___ DATA UNDER STUDY ___

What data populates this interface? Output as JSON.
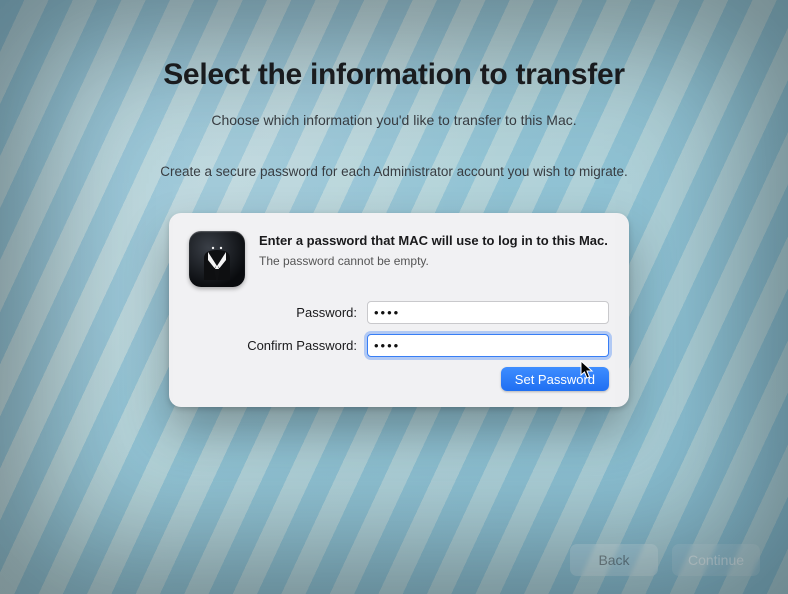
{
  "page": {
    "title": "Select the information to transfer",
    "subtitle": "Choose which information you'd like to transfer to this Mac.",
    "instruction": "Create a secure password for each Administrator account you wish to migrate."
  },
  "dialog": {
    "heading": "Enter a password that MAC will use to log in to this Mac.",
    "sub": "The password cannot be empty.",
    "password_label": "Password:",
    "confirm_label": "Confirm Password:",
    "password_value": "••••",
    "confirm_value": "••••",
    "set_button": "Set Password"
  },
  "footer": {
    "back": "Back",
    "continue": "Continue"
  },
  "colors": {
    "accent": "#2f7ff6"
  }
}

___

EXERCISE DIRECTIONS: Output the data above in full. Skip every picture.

YOUR RESPONSE:
What data populates this interface? Output as JSON.
{
  "page": {
    "title": "Select the information to transfer",
    "subtitle": "Choose which information you'd like to transfer to this Mac.",
    "instruction": "Create a secure password for each Administrator account you wish to migrate."
  },
  "dialog": {
    "heading": "Enter a password that MAC will use to log in to this Mac.",
    "sub": "The password cannot be empty.",
    "password_label": "Password:",
    "confirm_label": "Confirm Password:",
    "password_value": "••••",
    "confirm_value": "••••",
    "set_button": "Set Password"
  },
  "footer": {
    "back": "Back",
    "continue": "Continue"
  },
  "colors": {
    "accent": "#2f7ff6"
  }
}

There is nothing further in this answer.